• _TASK GOAL_:
Look through the material below. Copy every line with the string "true" in it.

• _DATA PROVIDED_:
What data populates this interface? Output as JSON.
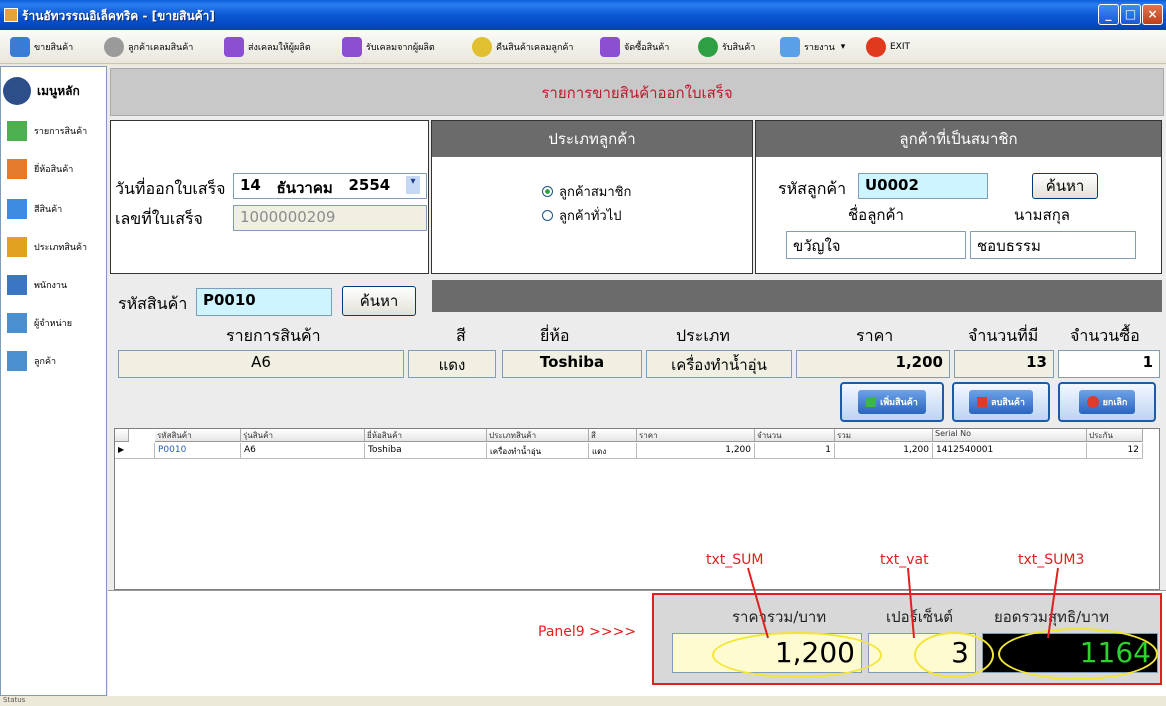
{
  "window": {
    "title": "ร้านอัทวรรณอิเล็คทริค - [ขายสินค้า]"
  },
  "toolbar": {
    "items": [
      {
        "label": "ขายสินค้า"
      },
      {
        "label": "ลูกค้าเคลมสินค้า"
      },
      {
        "label": "ส่งเคลมให้ผู้ผลิต"
      },
      {
        "label": "รับเคลมจากผู้ผลิต"
      },
      {
        "label": "คืนสินค้าเคลมลูกค้า"
      },
      {
        "label": "จัดซื้อสินค้า"
      },
      {
        "label": "รับสินค้า"
      },
      {
        "label": "รายงาน"
      },
      {
        "label": "EXIT"
      }
    ]
  },
  "sidebar": {
    "heading": "เมนูหลัก",
    "items": [
      {
        "label": "รายการสินค้า"
      },
      {
        "label": "ยี่ห้อสินค้า"
      },
      {
        "label": "สีสินค้า"
      },
      {
        "label": "ประเภทสินค้า"
      },
      {
        "label": "พนักงาน"
      },
      {
        "label": "ผู้จำหน่าย"
      },
      {
        "label": "ลูกค้า"
      }
    ]
  },
  "main": {
    "title": "รายการขายสินค้าออกใบเสร็จ",
    "invoice": {
      "date_label": "วันที่ออกใบเสร็จ",
      "date_day": "14",
      "date_month": "ธันวาคม",
      "date_year": "2554",
      "number_label": "เลขที่ใบเสร็จ",
      "number": "1000000209"
    },
    "customer_type": {
      "header": "ประเภทลูกค้า",
      "options": [
        "ลูกค้าสมาชิก",
        "ลูกค้าทั่วไป"
      ],
      "selected": "ลูกค้าสมาชิก"
    },
    "member": {
      "header": "ลูกค้าที่เป็นสมาชิก",
      "code_label": "รหัสลูกค้า",
      "code": "U0002",
      "search_label": "ค้นหา",
      "firstname_label": "ชื่อลูกค้า",
      "lastname_label": "นามสกุล",
      "firstname": "ขวัญใจ",
      "lastname": "ชอบธรรม"
    },
    "product": {
      "code_label": "รหัสสินค้า",
      "code": "P0010",
      "search_label": "ค้นหา",
      "col_item": "รายการสินค้า",
      "col_color": "สี",
      "col_brand": "ยี่ห้อ",
      "col_type": "ประเภท",
      "col_price": "ราคา",
      "col_stock": "จำนวนที่มี",
      "col_qty": "จำนวนซื้อ",
      "item": "A6",
      "color": "แดง",
      "brand": "Toshiba",
      "type": "เครื่องทำน้ำอุ่น",
      "price": "1,200",
      "stock": "13",
      "qty": "1"
    },
    "actions": {
      "add": "เพิ่มสินค้า",
      "remove": "ลบสินค้า",
      "cancel": "ยกเลิก"
    },
    "grid": {
      "columns": [
        "รหัสสินค้า",
        "รุ่นสินค้า",
        "ยี่ห้อสินค้า",
        "ประเภทสินค้า",
        "สี",
        "ราคา",
        "จำนวน",
        "รวม",
        "Serial No",
        "ประกัน"
      ],
      "rows": [
        [
          "P0010",
          "A6",
          "Toshiba",
          "เครื่องทำน้ำอุ่น",
          "แดง",
          "1,200",
          "1",
          "1,200",
          "1412540001",
          "12"
        ]
      ]
    },
    "totals": {
      "sum_label": "ราคารวม/บาท",
      "vat_label": "เปอร์เซ็นต์",
      "net_label": "ยอดรวมสุทธิ/บาท",
      "sum": "1,200",
      "vat": "3",
      "net": "1164"
    },
    "annotations": {
      "sum": "txt_SUM",
      "vat": "txt_vat",
      "net": "txt_SUM3",
      "panel": "Panel9 >>>>"
    }
  },
  "statusbar": {
    "text": "Status"
  },
  "colors": {
    "title_blue": "#0b58d3",
    "header_gray": "#6b6b6b",
    "annotation_red": "#e02020",
    "total_green": "#2ed12e",
    "highlight_yellow": "#fffbd0"
  }
}
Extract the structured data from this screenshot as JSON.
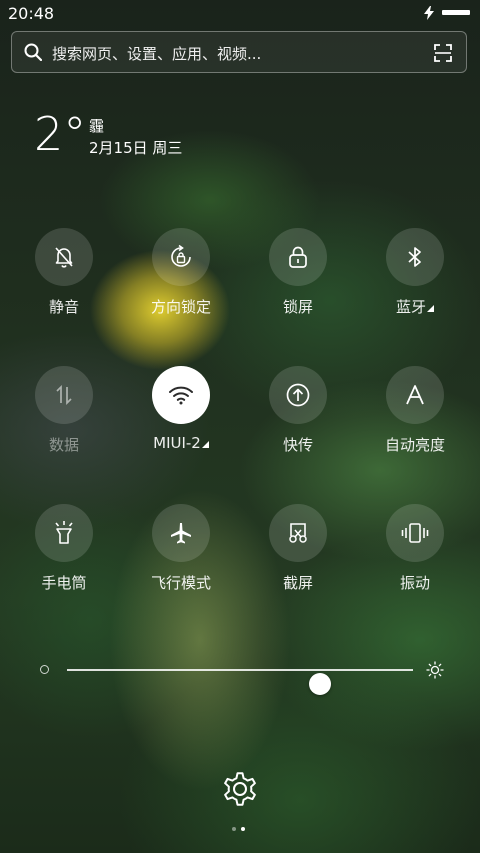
{
  "status_bar": {
    "time": "20:48",
    "charging_icon": "lightning-icon",
    "battery_icon": "battery-icon"
  },
  "search": {
    "placeholder": "搜索网页、设置、应用、视频...",
    "icon": "search-icon",
    "scan_icon": "scan-icon"
  },
  "weather": {
    "temperature": "2°",
    "condition": "霾",
    "date": "2月15日 周三"
  },
  "toggles": [
    {
      "label": "静音",
      "icon": "bell-mute-icon",
      "active": false
    },
    {
      "label": "方向锁定",
      "icon": "rotation-lock-icon",
      "active": false
    },
    {
      "label": "锁屏",
      "icon": "lock-icon",
      "active": false
    },
    {
      "label": "蓝牙",
      "icon": "bluetooth-icon",
      "active": false
    },
    {
      "label": "数据",
      "icon": "mobile-data-icon",
      "active": false
    },
    {
      "label": "MIUI-2",
      "icon": "wifi-icon",
      "active": true
    },
    {
      "label": "快传",
      "icon": "transfer-icon",
      "active": false
    },
    {
      "label": "自动亮度",
      "icon": "auto-brightness-icon",
      "active": false
    },
    {
      "label": "手电筒",
      "icon": "flashlight-icon",
      "active": false
    },
    {
      "label": "飞行模式",
      "icon": "airplane-icon",
      "active": false
    },
    {
      "label": "截屏",
      "icon": "screenshot-icon",
      "active": false
    },
    {
      "label": "振动",
      "icon": "vibrate-icon",
      "active": false
    }
  ],
  "brightness": {
    "level": 0.73
  },
  "pager": {
    "count": 2,
    "active": 1
  },
  "colors": {
    "active_tile": "#ffffff",
    "active_icon": "#2b2b2b",
    "inactive_tile": "rgba(255,255,255,0.14)"
  }
}
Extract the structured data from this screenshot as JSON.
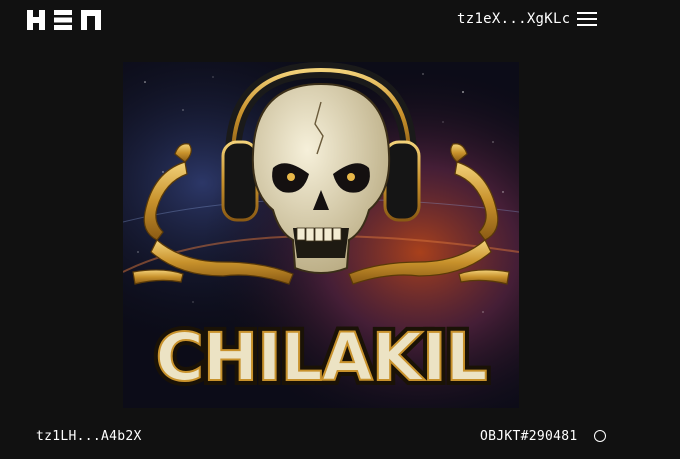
{
  "header": {
    "logo_icon": "hen-logo-icon",
    "wallet_address": "tz1eX...XgKLc",
    "menu_icon": "hamburger-menu-icon"
  },
  "artwork": {
    "logo_text": "CHILAKIL",
    "icons": [
      "skull-icon",
      "headphones-icon",
      "scorpion-icon"
    ]
  },
  "footer": {
    "creator_address": "tz1LH...A4b2X",
    "objkt_id": "OBJKT#290481",
    "status_icon": "circle-icon"
  },
  "colors": {
    "background": "#111111",
    "text": "#ffffff",
    "gold": "#d9a93c",
    "bone": "#ece3c4"
  }
}
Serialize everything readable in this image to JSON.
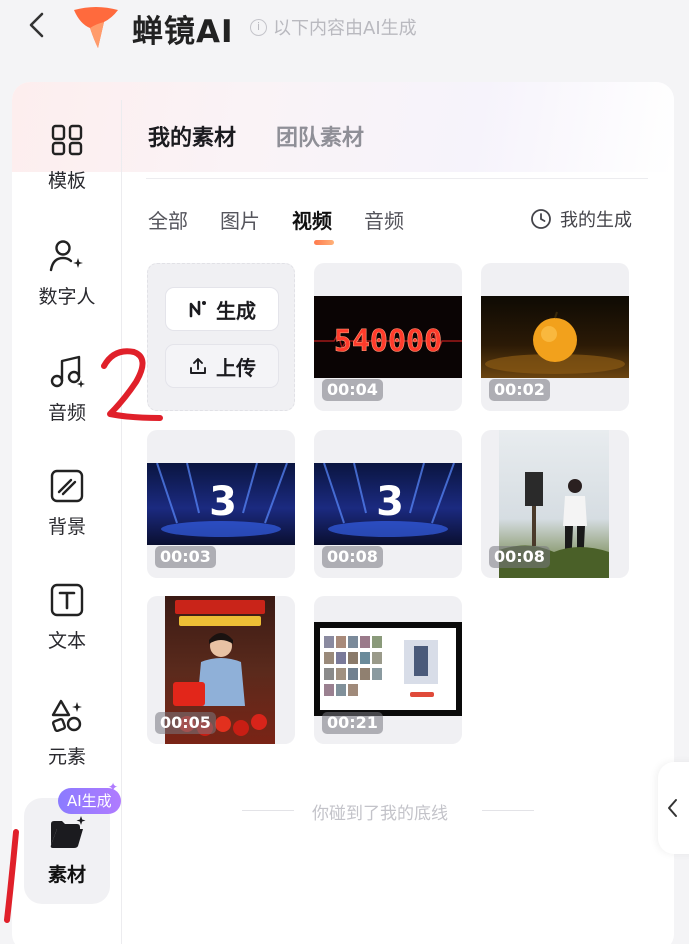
{
  "header": {
    "brand": "蝉镜AI",
    "ai_notice": "以下内容由AI生成"
  },
  "sidebar": {
    "items": [
      {
        "label": "模板",
        "icon": "grid-layout-icon"
      },
      {
        "label": "数字人",
        "icon": "person-sparkle-icon"
      },
      {
        "label": "音频",
        "icon": "music-note-icon"
      },
      {
        "label": "背景",
        "icon": "background-pattern-icon"
      },
      {
        "label": "文本",
        "icon": "text-box-icon"
      },
      {
        "label": "元素",
        "icon": "shapes-icon"
      },
      {
        "label": "素材",
        "icon": "folder-sparkle-icon"
      }
    ],
    "active": "素材",
    "ai_badge": "AI生成"
  },
  "section_tabs": [
    "我的素材",
    "团队素材"
  ],
  "section_active": "我的素材",
  "filter_tabs": [
    "全部",
    "图片",
    "视频",
    "音频"
  ],
  "filter_active": "视频",
  "my_generations": "我的生成",
  "actions": {
    "generate_label": "生成",
    "upload_label": "上传"
  },
  "media": [
    {
      "duration": "00:04",
      "caption": "540000",
      "kind": "neon-counter"
    },
    {
      "duration": "00:02",
      "kind": "orange-fruit"
    },
    {
      "duration": "00:03",
      "caption": "3",
      "kind": "countdown"
    },
    {
      "duration": "00:08",
      "caption": "3",
      "kind": "countdown"
    },
    {
      "duration": "00:08",
      "kind": "hiker-portrait"
    },
    {
      "duration": "00:05",
      "kind": "food-promo"
    },
    {
      "duration": "00:21",
      "kind": "web-screenshot"
    }
  ],
  "end_message": "你碰到了我的底线",
  "annotations": [
    "2"
  ],
  "colors": {
    "accent_orange": "#ff7a4d",
    "ai_badge": "#8b7bff",
    "annotation_red": "#e0202a"
  }
}
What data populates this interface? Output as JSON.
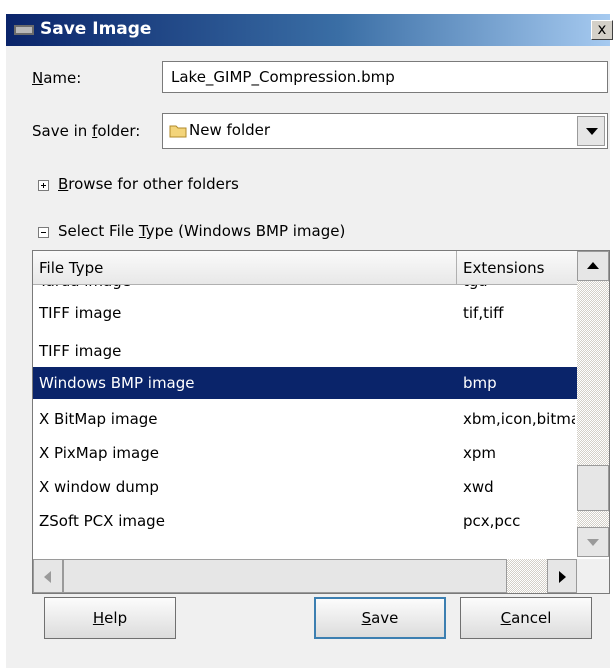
{
  "window": {
    "title": "Save Image",
    "close_glyph": "x",
    "icon": "gimp-wilber-icon"
  },
  "name_field": {
    "label_accel": "N",
    "label_rest": "ame:",
    "value": "Lake_GIMP_Compression.bmp"
  },
  "folder_field": {
    "label_pre": "Save in ",
    "label_accel": "f",
    "label_post": "older:",
    "value": "New folder",
    "icon": "folder-icon"
  },
  "browse": {
    "accel": "B",
    "rest": "rowse for other folders",
    "expanded": false
  },
  "select_type": {
    "pre": "Select File ",
    "accel": "T",
    "post": "ype (Windows BMP image)",
    "expanded": true
  },
  "file_type_list": {
    "columns": [
      "File Type",
      "Extensions"
    ],
    "partial_row_top": {
      "type": "Tarda image",
      "ext": "tga"
    },
    "rows": [
      {
        "type": "TIFF image",
        "ext": "tif,tiff",
        "selected": false
      },
      {
        "type": "TIFF image",
        "ext": "",
        "selected": false
      },
      {
        "type": "Windows BMP image",
        "ext": "bmp",
        "selected": true
      },
      {
        "type": "X BitMap image",
        "ext": "xbm,icon,bitmap",
        "selected": false
      },
      {
        "type": "X PixMap image",
        "ext": "xpm",
        "selected": false
      },
      {
        "type": "X window dump",
        "ext": "xwd",
        "selected": false
      },
      {
        "type": "ZSoft PCX image",
        "ext": "pcx,pcc",
        "selected": false
      }
    ]
  },
  "buttons": {
    "help": {
      "accel": "H",
      "rest": "elp"
    },
    "save": {
      "accel": "S",
      "rest": "ave"
    },
    "cancel": {
      "accel": "C",
      "rest": "ancel"
    }
  },
  "colors": {
    "selection": "#0a246a",
    "dialog_bg": "#f0f0f0"
  }
}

• _PROBLEM SOLUTION_:
      "active": true
    "expanded": true
        "selected": true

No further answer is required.